Reproduce each entry exactly as it reads. Leave the images out.

++++++

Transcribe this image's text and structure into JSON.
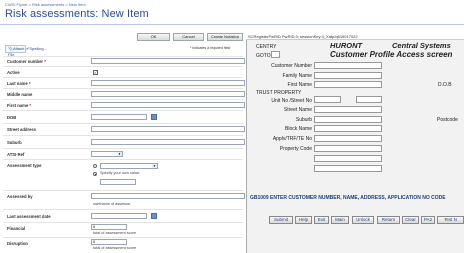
{
  "breadcrumb": {
    "root": "CWSI Flynet",
    "sep1": " > ",
    "section": "Risk assessments",
    "sep2": " > ",
    "current": "New Item"
  },
  "page_title": "Risk assessments: New Item",
  "toolbar": {
    "ok_label": "OK",
    "cancel_label": "Cancel",
    "notation_label": "Create Notation",
    "attach_label": "Attach File",
    "spelling_label": "Spelling...",
    "required_note": "indicates a required field",
    "required_star": "*"
  },
  "form": {
    "customer_number": {
      "label": "Customer number",
      "value": ""
    },
    "active": {
      "label": "Active",
      "checked": true
    },
    "last_name": {
      "label": "Last name",
      "value": ""
    },
    "middle_name": {
      "label": "Middle name",
      "value": ""
    },
    "first_name": {
      "label": "First name",
      "value": ""
    },
    "dob": {
      "label": "DOB",
      "value": ""
    },
    "street_address": {
      "label": "Street address",
      "value": ""
    },
    "suburb": {
      "label": "Suburb",
      "value": ""
    },
    "atsi_ref": {
      "label": "ATSI-Ref",
      "value": ""
    },
    "assessment_type": {
      "label": "Assessment type",
      "specify_label": "Specify your own value:"
    },
    "assessed_by": {
      "label": "Assessed by",
      "hint": "username of assessor"
    },
    "last_assessment_date": {
      "label": "Last assessment date",
      "value": ""
    },
    "financial": {
      "label": "Financial",
      "value": "0",
      "hint": "total of assessment score"
    },
    "disruption": {
      "label": "Disruption",
      "value": "0",
      "hint": "total of assessment score"
    }
  },
  "terminal": {
    "status_line": "SCRegisterPwRID PwRID:3; sessionKey:4_Xdtp/q619017022",
    "label_centry": "CENTRY",
    "label_goto": "GOTO",
    "heading_huront": "HURONT",
    "heading_central": "Central Systems",
    "heading_screen": "Customer Profile Access screen",
    "fields": {
      "customer_number": "Customer Number",
      "family_name": "Family Name",
      "first_name": "First Name",
      "dob": "D.O.B",
      "trust_property": "TRUST PROPERTY",
      "unit_street": "Unit No /Street No",
      "street_name": "Street Name",
      "suburb": "Suburb",
      "postcode": "Postcode",
      "block_name": "Block Name",
      "applv": "Applv/TRF/TE No",
      "property_code": "Property Code"
    },
    "message": "GB1009 ENTER CUSTOMER NUMBER, NAME, ADDRESS, APPLICATION NO CODE",
    "buttons": [
      "Submit",
      "Help",
      "Exit",
      "Main",
      "Unlock",
      "Return",
      "Clear",
      "PA2",
      "Test N"
    ]
  },
  "colors": {
    "title": "#2b4e8c",
    "message": "#1f3f7a",
    "required": "#cc0000"
  }
}
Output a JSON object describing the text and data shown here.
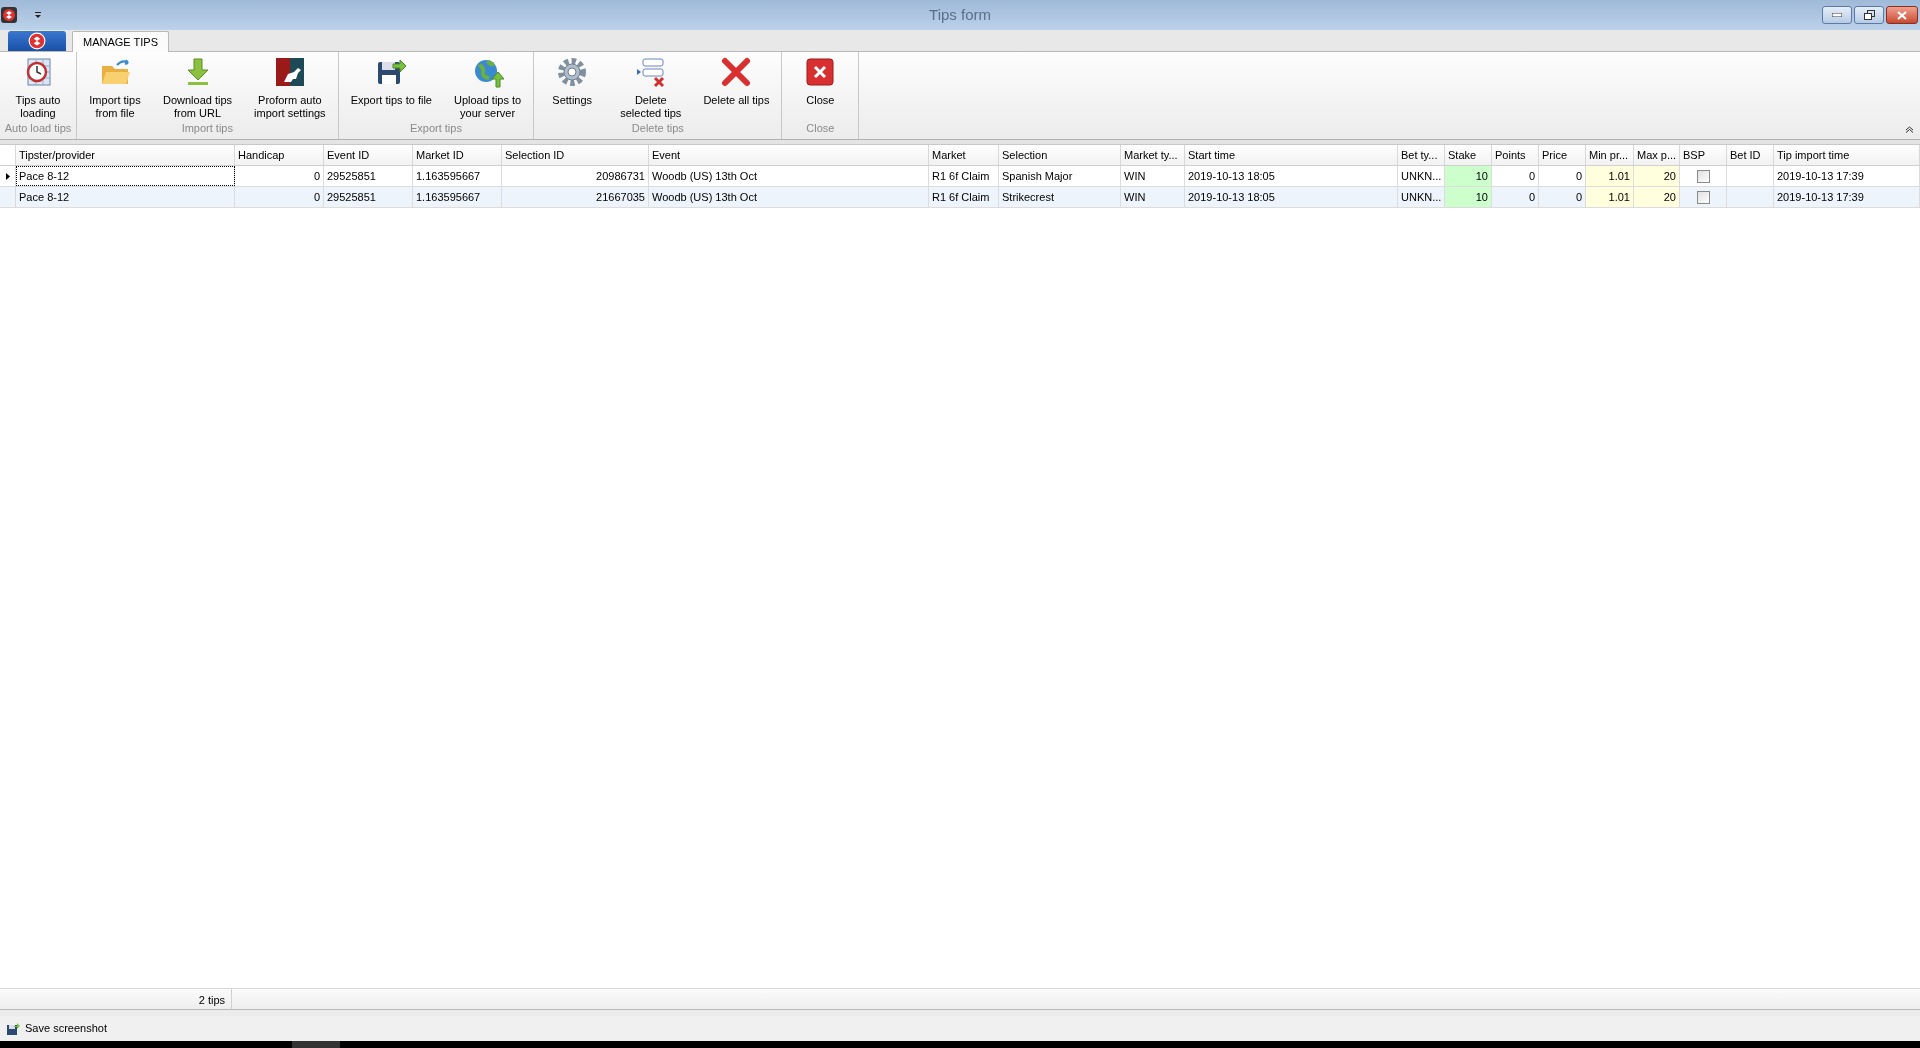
{
  "window": {
    "title": "Tips form"
  },
  "tabs": [
    {
      "label": "MANAGE TIPS",
      "selected": true
    }
  ],
  "ribbon": {
    "groups": [
      {
        "label": "Auto load tips",
        "buttons": [
          {
            "label": "Tips auto\nloading",
            "kind": "clock"
          }
        ]
      },
      {
        "label": "Import tips",
        "buttons": [
          {
            "label": "Import tips\nfrom file",
            "kind": "folder"
          },
          {
            "label": "Download tips\nfrom URL",
            "kind": "download"
          },
          {
            "label": "Proform auto\nimport settings",
            "kind": "proform"
          }
        ]
      },
      {
        "label": "Export tips",
        "buttons": [
          {
            "label": "Export tips to file",
            "kind": "save"
          },
          {
            "label": "Upload tips to\nyour server",
            "kind": "globe"
          }
        ]
      },
      {
        "label": "Delete tips",
        "buttons": [
          {
            "label": "Settings",
            "kind": "gear"
          },
          {
            "label": "Delete\nselected tips",
            "kind": "delete-selected"
          },
          {
            "label": "Delete all tips",
            "kind": "delete"
          }
        ]
      },
      {
        "label": "Close",
        "buttons": [
          {
            "label": "Close",
            "kind": "close"
          }
        ]
      }
    ]
  },
  "table": {
    "columns": [
      {
        "label": "Tipster/provider",
        "kind": "text"
      },
      {
        "label": "Handicap",
        "kind": "number"
      },
      {
        "label": "Event ID",
        "kind": "text"
      },
      {
        "label": "Market ID",
        "kind": "text"
      },
      {
        "label": "Selection ID",
        "kind": "number"
      },
      {
        "label": "Event",
        "kind": "text"
      },
      {
        "label": "Market",
        "kind": "text"
      },
      {
        "label": "Selection",
        "kind": "text"
      },
      {
        "label": "Market ty...",
        "kind": "text"
      },
      {
        "label": "Start time",
        "kind": "text"
      },
      {
        "label": "Bet ty...",
        "kind": "text"
      },
      {
        "label": "Stake",
        "kind": "number",
        "color": "#ccffcc"
      },
      {
        "label": "Points",
        "kind": "number"
      },
      {
        "label": "Price",
        "kind": "number"
      },
      {
        "label": "Min pr...",
        "kind": "number",
        "color": "#ffffdd"
      },
      {
        "label": "Max p...",
        "kind": "number",
        "color": "#ffffdd"
      },
      {
        "label": "BSP",
        "kind": "checkbox"
      },
      {
        "label": "Bet ID",
        "kind": "text"
      },
      {
        "label": "Tip import time",
        "kind": "text"
      }
    ],
    "rows": [
      {
        "current": true,
        "cells": [
          "Pace 8-12",
          "0",
          "29525851",
          "1.163595667",
          "20986731",
          "Woodb (US) 13th Oct",
          "R1 6f Claim",
          "Spanish Major",
          "WIN",
          "2019-10-13 18:05",
          "UNKN...",
          "10",
          "0",
          "0",
          "1.01",
          "20",
          false,
          "",
          "2019-10-13 17:39"
        ]
      },
      {
        "current": false,
        "cells": [
          "Pace 8-12",
          "0",
          "29525851",
          "1.163595667",
          "21667035",
          "Woodb (US) 13th Oct",
          "R1 6f Claim",
          "Strikecrest",
          "WIN",
          "2019-10-13 18:05",
          "UNKN...",
          "10",
          "0",
          "0",
          "1.01",
          "20",
          false,
          "",
          "2019-10-13 17:39"
        ]
      }
    ]
  },
  "footer": {
    "count": "2 tips"
  },
  "status_bar": {
    "button": "Save screenshot"
  }
}
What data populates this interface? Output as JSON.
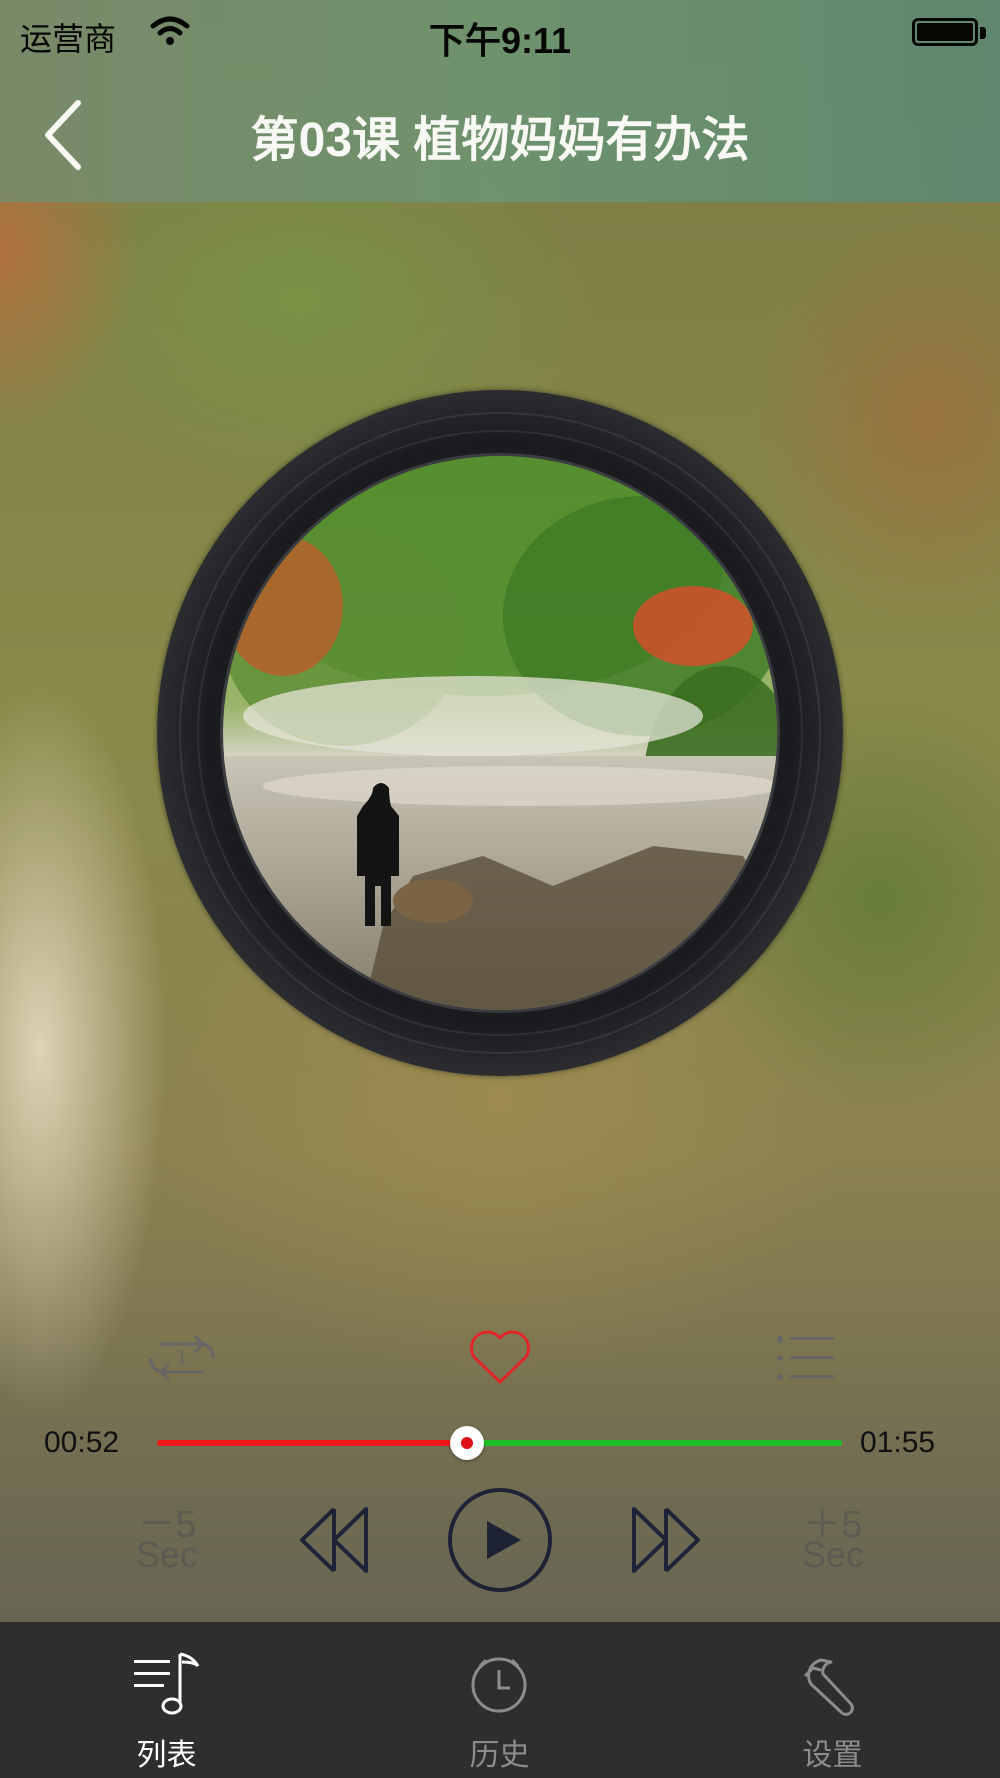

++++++

= RESPONSE TO THIS TASK =
Transcribe this image's text and structure into JSON.
{
  "breadcrumb": {
    "root": "CWSI Flynet",
    "sep1": " > ",
    "section": "Risk assessments",
    "sep2": " > ",
    "current": "New Item"
  },
  "page_title": "Risk assessments: New Item",
  "toolbar": {
    "ok_label": "OK",
    "cancel_label": "Cancel",
    "notation_label": "Create Notation",
    "attach_label": "Attach File",
    "spelling_label": "Spelling...",
    "required_note": "indicates a required field",
    "required_star": "*"
  },
  "form": {
    "customer_number": {
      "label": "Customer number",
      "value": ""
    },
    "active": {
      "label": "Active",
      "checked": true
    },
    "last_name": {
      "label": "Last name",
      "value": ""
    },
    "middle_name": {
      "label": "Middle name",
      "value": ""
    },
    "first_name": {
      "label": "First name",
      "value": ""
    },
    "dob": {
      "label": "DOB",
      "value": ""
    },
    "street_address": {
      "label": "Street address",
      "value": ""
    },
    "suburb": {
      "label": "Suburb",
      "value": ""
    },
    "atsi_ref": {
      "label": "ATSI-Ref",
      "value": ""
    },
    "assessment_type": {
      "label": "Assessment type",
      "specify_label": "Specify your own value:"
    },
    "assessed_by": {
      "label": "Assessed by",
      "hint": "username of assessor"
    },
    "last_assessment_date": {
      "label": "Last assessment date",
      "value": ""
    },
    "financial": {
      "label": "Financial",
      "value": "0",
      "hint": "total of assessment score"
    },
    "disruption": {
      "label": "Disruption",
      "value": "0",
      "hint": "total of assessment score"
    }
  },
  "terminal": {
    "status_line": "SCRegisterPwRID PwRID:3; sessionKey:4_Xdtp/q619017022",
    "label_centry": "CENTRY",
    "label_goto": "GOTO",
    "heading_huront": "HURONT",
    "heading_central": "Central Systems",
    "heading_screen": "Customer Profile Access screen",
    "fields": {
      "customer_number": "Customer Number",
      "family_name": "Family Name",
      "first_name": "First Name",
      "dob": "D.O.B",
      "trust_property": "TRUST PROPERTY",
      "unit_street": "Unit No /Street No",
      "street_name": "Street Name",
      "suburb": "Suburb",
      "postcode": "Postcode",
      "block_name": "Block Name",
      "applv": "Applv/TRF/TE No",
      "property_code": "Property Code"
    },
    "message": "GB1009 ENTER CUSTOMER NUMBER, NAME, ADDRESS, APPLICATION NO CODE",
    "buttons": [
      "Submit",
      "Help",
      "Exit",
      "Main",
      "Unlock",
      "Return",
      "Clear",
      "PA2",
      "Test N"
    ]
  },
  "colors": {
    "title": "#2b4e8c",
    "message": "#1f3f7a",
    "required": "#cc0000"
  }
}
Output a JSON object describing the text and data shown here.
{
  "window": {
    "title": "Tips form"
  },
  "tabs": [
    {
      "label": "MANAGE TIPS",
      "selected": true
    }
  ],
  "ribbon": {
    "groups": [
      {
        "label": "Auto load tips",
        "buttons": [
          {
            "label": "Tips auto\nloading",
            "kind": "clock"
          }
        ]
      },
      {
        "label": "Import tips",
        "buttons": [
          {
            "label": "Import tips\nfrom file",
            "kind": "folder"
          },
          {
            "label": "Download tips\nfrom URL",
            "kind": "download"
          },
          {
            "label": "Proform auto\nimport settings",
            "kind": "proform"
          }
        ]
      },
      {
        "label": "Export tips",
        "buttons": [
          {
            "label": "Export tips to file",
            "kind": "save"
          },
          {
            "label": "Upload tips to\nyour server",
            "kind": "globe"
          }
        ]
      },
      {
        "label": "Delete tips",
        "buttons": [
          {
            "label": "Settings",
            "kind": "gear"
          },
          {
            "label": "Delete\nselected tips",
            "kind": "delete-selected"
          },
          {
            "label": "Delete all tips",
            "kind": "delete"
          }
        ]
      },
      {
        "label": "Close",
        "buttons": [
          {
            "label": "Close",
            "kind": "close"
          }
        ]
      }
    ]
  },
  "table": {
    "columns": [
      {
        "label": "Tipster/provider",
        "kind": "text"
      },
      {
        "label": "Handicap",
        "kind": "number"
      },
      {
        "label": "Event ID",
        "kind": "text"
      },
      {
        "label": "Market ID",
        "kind": "text"
      },
      {
        "label": "Selection ID",
        "kind": "number"
      },
      {
        "label": "Event",
        "kind": "text"
      },
      {
        "label": "Market",
        "kind": "text"
      },
      {
        "label": "Selection",
        "kind": "text"
      },
      {
        "label": "Market ty...",
        "kind": "text"
      },
      {
        "label": "Start time",
        "kind": "text"
      },
      {
        "label": "Bet ty...",
        "kind": "text"
      },
      {
        "label": "Stake",
        "kind": "number",
        "color": "#ccffcc"
      },
      {
        "label": "Points",
        "kind": "number"
      },
      {
        "label": "Price",
        "kind": "number"
      },
      {
        "label": "Min pr...",
        "kind": "number",
        "color": "#ffffdd"
      },
      {
        "label": "Max p...",
        "kind": "number",
        "color": "#ffffdd"
      },
      {
        "label": "BSP",
        "kind": "checkbox"
      },
      {
        "label": "Bet ID",
        "kind": "text"
      },
      {
        "label": "Tip import time",
        "kind": "text"
      }
    ],
    "rows": [
      {
        "current": true,
        "cells": [
          "Pace 8-12",
          "0",
          "29525851",
          "1.163595667",
          "20986731",
          "Woodb (US) 13th Oct",
          "R1 6f Claim",
          "Spanish Major",
          "WIN",
          "2019-10-13 18:05",
          "UNKN...",
          "10",
          "0",
          "0",
          "1.01",
          "20",
          false,
          "",
          "2019-10-13 17:39"
        ]
      },
      {
        "current": false,
        "cells": [
          "Pace 8-12",
          "0",
          "29525851",
          "1.163595667",
          "21667035",
          "Woodb (US) 13th Oct",
          "R1 6f Claim",
          "Strikecrest",
          "WIN",
          "2019-10-13 18:05",
          "UNKN...",
          "10",
          "0",
          "0",
          "1.01",
          "20",
          false,
          "",
          "2019-10-13 17:39"
        ]
      }
    ]
  },
  "footer": {
    "count": "2 tips"
  },
  "status_bar": {
    "button": "Save screenshot"
  }
}
What data populates this interface? Output as JSON.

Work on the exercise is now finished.